The streets of Boston will be flooded with green this weekend, but we’ll still be seeing Redd — Chris Redd, that is.
The Saturday Night Live stand-out is making his way to Boston’s WBUR CitySpace on Saturday (March 16) to unleash a new batch of stand-up, and while the prospect of coming to the city is exciting enough for Redd, the weekend’s shamrock-clad shenanigans bring his anticipation of arriving at Logan Airport to a whole new level.
“I feel like it’s going to be real fucking crazy,” Redd tells Vanyaland. “I firmly believe there’s going to be a lot of drunk people greeting me as soon as I get off the plane, and I’m going to embrace that greeting with all the love and support I have for alcohol.”
Redd’s trip to the city comes during a rare off-week from SNL, and while it is indeed challenging for Redd to balance both a stand-up career that brings him around the country and a spot on the iconic sketch comedy show, the Chicago native has made it work in terms of equaling stage time and time on set. Quite frankly, “making it work” between the two is his only option since stand-up is the fuel that feeds his comedy fire.
“I’m like a gym rat when it comes to stand-up, because it’s like the lifeline to everything else for me, personally,” says Redd. “It’s like balancing an entire other career, and I’m always scared of losing it, so I do it as much as I possibly can.”
It’s that hunger that has gotten Redd to this point in his career, as he celebrates a few milestones in the month of March. Not only is celebrating his 10th anniversary in stand-up before the month is out, but he also just released his first comedy album, March 8’s But Here We Are, after keeping it in the shadows for more than a year. He wanted to get the record out closer to premiere his half-hour special on Comedy Central in the fall of 2017, but with all the developments in his career since the recording, Redd decided it would be a better idea to take his time with it.
Looking back on it, Redd sees a lot of firsts that took place on the album — his first jokes that stuck, his first closers, and even his first adventure into character work, as well. The experience proved to be a bit stressful for Redd, but no matter what, he’s glad that the record is finally out.
“It was a crazy experience that brings up a lot of emotions. First, you’re happy to do it and get the set that you want, but then piecing it together and taking three good sets and have each of them represent themselves in the best way possible was a lot of work, and a lot of weird math was involved,” says Redd. “A large part of it was ‘I hate this shit now, this is garbage,’ because you’ve heard it so many times, but then you go through this weird phase where I loved it again. I’m just glad it’s done, because it was a process, for sure. I’m not rushing on doing another one.”

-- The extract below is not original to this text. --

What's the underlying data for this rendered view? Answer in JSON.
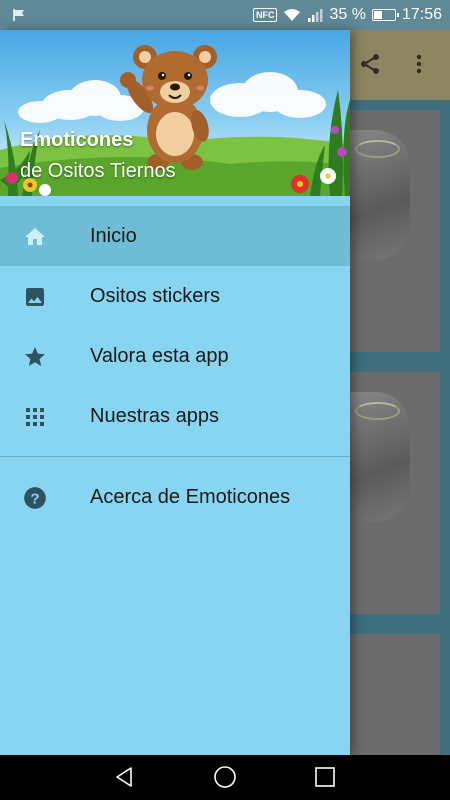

As it stands, Chris Redd is living his best life. As someone who admittedly has a very basic standard of happy living, the opportunities that he’s had — stand-up, sketch comedy, and even a rap career that he’s working on the next project for — are all he needs for optimum living.

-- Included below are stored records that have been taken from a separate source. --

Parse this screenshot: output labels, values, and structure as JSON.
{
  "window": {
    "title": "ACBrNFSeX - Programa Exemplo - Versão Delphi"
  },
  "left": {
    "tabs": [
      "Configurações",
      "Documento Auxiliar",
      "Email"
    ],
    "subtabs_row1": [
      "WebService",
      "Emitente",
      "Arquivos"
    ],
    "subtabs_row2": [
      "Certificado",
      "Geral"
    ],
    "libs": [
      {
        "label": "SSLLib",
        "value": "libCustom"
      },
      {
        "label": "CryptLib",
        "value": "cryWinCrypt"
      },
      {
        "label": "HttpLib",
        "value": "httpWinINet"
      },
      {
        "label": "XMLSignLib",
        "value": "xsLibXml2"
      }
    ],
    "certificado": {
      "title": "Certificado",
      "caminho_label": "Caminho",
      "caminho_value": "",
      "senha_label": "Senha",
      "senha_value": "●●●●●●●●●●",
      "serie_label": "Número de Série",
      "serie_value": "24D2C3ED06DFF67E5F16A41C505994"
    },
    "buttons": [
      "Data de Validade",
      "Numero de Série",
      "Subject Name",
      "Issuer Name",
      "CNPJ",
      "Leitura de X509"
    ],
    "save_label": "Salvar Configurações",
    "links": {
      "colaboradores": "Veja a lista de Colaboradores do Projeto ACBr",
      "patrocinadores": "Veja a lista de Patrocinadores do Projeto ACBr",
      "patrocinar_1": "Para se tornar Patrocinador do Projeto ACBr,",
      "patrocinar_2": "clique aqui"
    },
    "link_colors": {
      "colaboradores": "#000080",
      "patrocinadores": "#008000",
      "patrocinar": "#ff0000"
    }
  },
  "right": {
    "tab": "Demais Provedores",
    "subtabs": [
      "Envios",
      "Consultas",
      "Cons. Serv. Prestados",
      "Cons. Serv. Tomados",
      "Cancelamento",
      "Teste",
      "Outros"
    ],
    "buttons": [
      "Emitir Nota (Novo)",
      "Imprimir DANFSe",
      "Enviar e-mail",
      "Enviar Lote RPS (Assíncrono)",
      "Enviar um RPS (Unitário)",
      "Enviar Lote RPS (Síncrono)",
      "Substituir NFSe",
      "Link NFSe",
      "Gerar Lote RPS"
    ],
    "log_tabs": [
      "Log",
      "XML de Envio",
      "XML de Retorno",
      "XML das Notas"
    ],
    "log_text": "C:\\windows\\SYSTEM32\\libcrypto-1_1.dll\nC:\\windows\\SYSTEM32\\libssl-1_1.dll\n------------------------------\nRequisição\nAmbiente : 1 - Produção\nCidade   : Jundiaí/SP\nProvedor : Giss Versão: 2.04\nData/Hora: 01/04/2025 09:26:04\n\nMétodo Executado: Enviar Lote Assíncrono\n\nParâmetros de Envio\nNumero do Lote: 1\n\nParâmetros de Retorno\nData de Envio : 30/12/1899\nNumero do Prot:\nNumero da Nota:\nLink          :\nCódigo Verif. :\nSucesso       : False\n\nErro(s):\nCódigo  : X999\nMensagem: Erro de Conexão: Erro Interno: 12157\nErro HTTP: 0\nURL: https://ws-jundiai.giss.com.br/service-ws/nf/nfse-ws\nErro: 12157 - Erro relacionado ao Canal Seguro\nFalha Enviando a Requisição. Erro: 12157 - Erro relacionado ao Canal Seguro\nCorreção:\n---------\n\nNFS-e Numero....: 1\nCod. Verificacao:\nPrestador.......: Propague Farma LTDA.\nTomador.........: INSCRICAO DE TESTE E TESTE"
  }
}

“I’ve lived under a few different standards of living,” Redd says, “and right now, I’m living my dream of doing comedy, and being able to create and put my work out there. So, everything I’m doing right now is the standard.”